Nuts and bolts with monica

How do you get from Sweden to Greece? If you’re Monica Axelsson, on a motorcycle, of course.

The seasoned traveller shares tips on what to wear, who to stay with and how to avoid soggy spark plugs.

If you don’t know where you’ll end up at the end of the day, how do you find a place to crash at night?

I try to follow my heart and my stomach  as far as I can. At the same time that I try to keep a low budget. Couchsurfing is a very good way to travel, for example. It’s easy to get information from references about the person you want to stay with. I always ask to stay with people who are travellers, the most of them are, and you can share travel tips and nice stories with each other.

It can be difficult to find a coachsurfing host the same day you  travel, but I usually know in what direction I want to go a couple of days before, so I ask a few persons in that direction. If the person I want to stay with doesn’t have the opportunity to host me, I stay in a dormitory or a camp. It’s also possible to sleep outdoors in many countries.

Have you got any tips for other solo female motorcyclists interested in a similar journey?

It’s fine to travel alone because it’s easy to meet people if you want company. Couchsurfing is one way to get in touch with other people and to work for food and accommodation is another. There are several networks for it on the internet and there are many different kinds of work all over the world. You usually work for 4-5 hours and it’s a very nice way to meet local people and to see places that you never would find without these contacts.

One really good way to work and travel is to join one ecovillage. There is a network of ecovillages on the internet and they are all different from each other. The one I stayed in in Greece was really nice, lovely people and easy work in a beautiful garden.

Of course bikers are always welcome to local motorcycle clubs, but that can be difficult to find the good ones in some countries. I met nice bikers in Greece, but here there are not so many clubs.

How did you decide what to pack for such a long journey through so many different cultures/climates?

I started the journey in UK last year and planned to stay in north England and Scotland, so I packed a lot of things for a cold climate. [editor’s note: Monica’s bike broke down and she had to go home for a bit] But I didn’t use 1/3 of the things so I only packed half as much this time. I had too many clothes, too big a kitchen kit, big shoes and some other things that I didn’t use. My experience is that two wool pullovers are enough, one thick one thin, you can find warm clothes in second hand shops if you need more. I bring very few clothes this time and thin ones that dry quickly, easy to wash up and you don’t want to travel around with dirty clothes anyway. I just have a very small Army kitchen for simple cooking and I left the walking boots in Sweden. If you are a biker you have your boots anyway, and you can walk far in good sandals.
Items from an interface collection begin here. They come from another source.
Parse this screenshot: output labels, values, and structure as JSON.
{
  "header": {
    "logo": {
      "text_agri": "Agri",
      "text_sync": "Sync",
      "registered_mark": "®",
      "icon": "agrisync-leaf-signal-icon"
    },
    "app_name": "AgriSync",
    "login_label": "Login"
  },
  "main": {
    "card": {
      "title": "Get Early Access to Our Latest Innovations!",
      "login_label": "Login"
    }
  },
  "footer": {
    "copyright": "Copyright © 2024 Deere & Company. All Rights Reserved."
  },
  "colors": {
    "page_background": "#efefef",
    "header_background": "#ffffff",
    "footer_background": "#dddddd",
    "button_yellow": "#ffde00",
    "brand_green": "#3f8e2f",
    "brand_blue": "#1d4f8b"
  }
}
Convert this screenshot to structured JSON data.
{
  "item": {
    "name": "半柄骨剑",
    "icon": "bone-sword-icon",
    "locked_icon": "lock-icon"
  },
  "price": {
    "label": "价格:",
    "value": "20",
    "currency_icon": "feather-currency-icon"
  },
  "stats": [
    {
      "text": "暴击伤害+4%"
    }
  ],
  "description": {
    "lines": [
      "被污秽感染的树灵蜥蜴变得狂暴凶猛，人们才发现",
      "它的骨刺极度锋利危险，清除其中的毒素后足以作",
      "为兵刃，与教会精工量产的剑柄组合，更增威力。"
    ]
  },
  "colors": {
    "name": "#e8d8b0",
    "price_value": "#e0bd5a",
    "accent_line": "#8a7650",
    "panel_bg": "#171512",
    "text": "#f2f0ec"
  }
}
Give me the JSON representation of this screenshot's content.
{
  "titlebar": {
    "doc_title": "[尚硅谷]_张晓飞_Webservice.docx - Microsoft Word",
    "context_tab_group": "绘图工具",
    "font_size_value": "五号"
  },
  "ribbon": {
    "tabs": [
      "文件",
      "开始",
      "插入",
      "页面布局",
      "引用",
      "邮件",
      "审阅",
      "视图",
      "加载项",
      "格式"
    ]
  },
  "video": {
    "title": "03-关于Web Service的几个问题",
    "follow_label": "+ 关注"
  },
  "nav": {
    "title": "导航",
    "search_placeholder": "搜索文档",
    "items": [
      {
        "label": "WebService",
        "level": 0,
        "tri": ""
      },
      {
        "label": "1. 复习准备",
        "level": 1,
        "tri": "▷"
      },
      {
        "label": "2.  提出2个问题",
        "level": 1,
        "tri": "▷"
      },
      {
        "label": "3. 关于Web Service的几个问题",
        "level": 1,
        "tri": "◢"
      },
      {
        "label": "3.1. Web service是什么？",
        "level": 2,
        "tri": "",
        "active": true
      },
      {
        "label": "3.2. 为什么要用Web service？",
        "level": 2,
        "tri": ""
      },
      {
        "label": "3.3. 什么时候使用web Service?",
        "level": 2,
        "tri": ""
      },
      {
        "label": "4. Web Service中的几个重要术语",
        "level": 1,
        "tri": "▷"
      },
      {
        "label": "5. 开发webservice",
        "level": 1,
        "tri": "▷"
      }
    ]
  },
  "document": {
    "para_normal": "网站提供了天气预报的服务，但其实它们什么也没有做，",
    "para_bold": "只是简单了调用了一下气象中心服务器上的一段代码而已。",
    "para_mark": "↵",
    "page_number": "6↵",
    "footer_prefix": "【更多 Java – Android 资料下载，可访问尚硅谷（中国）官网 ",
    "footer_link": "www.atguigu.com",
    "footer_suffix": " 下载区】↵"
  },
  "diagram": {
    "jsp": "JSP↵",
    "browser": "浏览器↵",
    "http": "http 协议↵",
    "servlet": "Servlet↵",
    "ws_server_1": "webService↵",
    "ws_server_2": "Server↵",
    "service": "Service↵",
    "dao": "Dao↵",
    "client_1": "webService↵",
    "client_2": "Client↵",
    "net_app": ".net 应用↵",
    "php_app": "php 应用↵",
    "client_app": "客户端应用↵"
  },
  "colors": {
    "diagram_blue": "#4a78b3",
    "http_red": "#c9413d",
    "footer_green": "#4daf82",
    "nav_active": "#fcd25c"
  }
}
What’s something you brought that you couldn’t live without?

You can buy most of the things on the way, but I’m glad that I arranged a charger from my battery so I can charge my tablet when I travel, and I need that, it’s much easier to travel with a tablet! And I love to take pictures so my camera is a must for me. I also have a spray to fix acute puncture, which I hope I don’t need to use…

How’s the bike? Had any problems?

The bike is ok, except that it broke down in Scotland a year ago. So far I just had to change the spark plugs. It’s important to start up the bike regularly if you don’t drive for a while, otherwise gasoline will accumulate in the carburetor and the spark plugs may become soggy.

Where are you headed to next?

I don’t know where I’m going next. Two months agoI was on my way to Croatia but I still haven’t got there…I got stuck in a little paradise in Greece, I love it here so when it’s time to leave it may be too cold in Croatia. If it’s not too cold, I’ll probably drive through Croatia via Albania, Montenegro and a little bit of Bosnia. But if it’s warmer in Italy I might go with a ferry to visit my new friend who lives in Bologna. It’s also a very nice ecovillage in the north of Italy so I might go there too. Or somewhere else!

All images © Monica Axelsson

For more on Monica:

On the Road Again | Biker Chick in the Balkans Part I

Biker Chick in the Balkans Part II

Biker Chick in the Balkans Part III

Dangers in Paradise | Sri Lanka

I quit a well-paid job as a planning architect, sold my car and went away to travel solo at the age of 51 with my old veteran motorbike.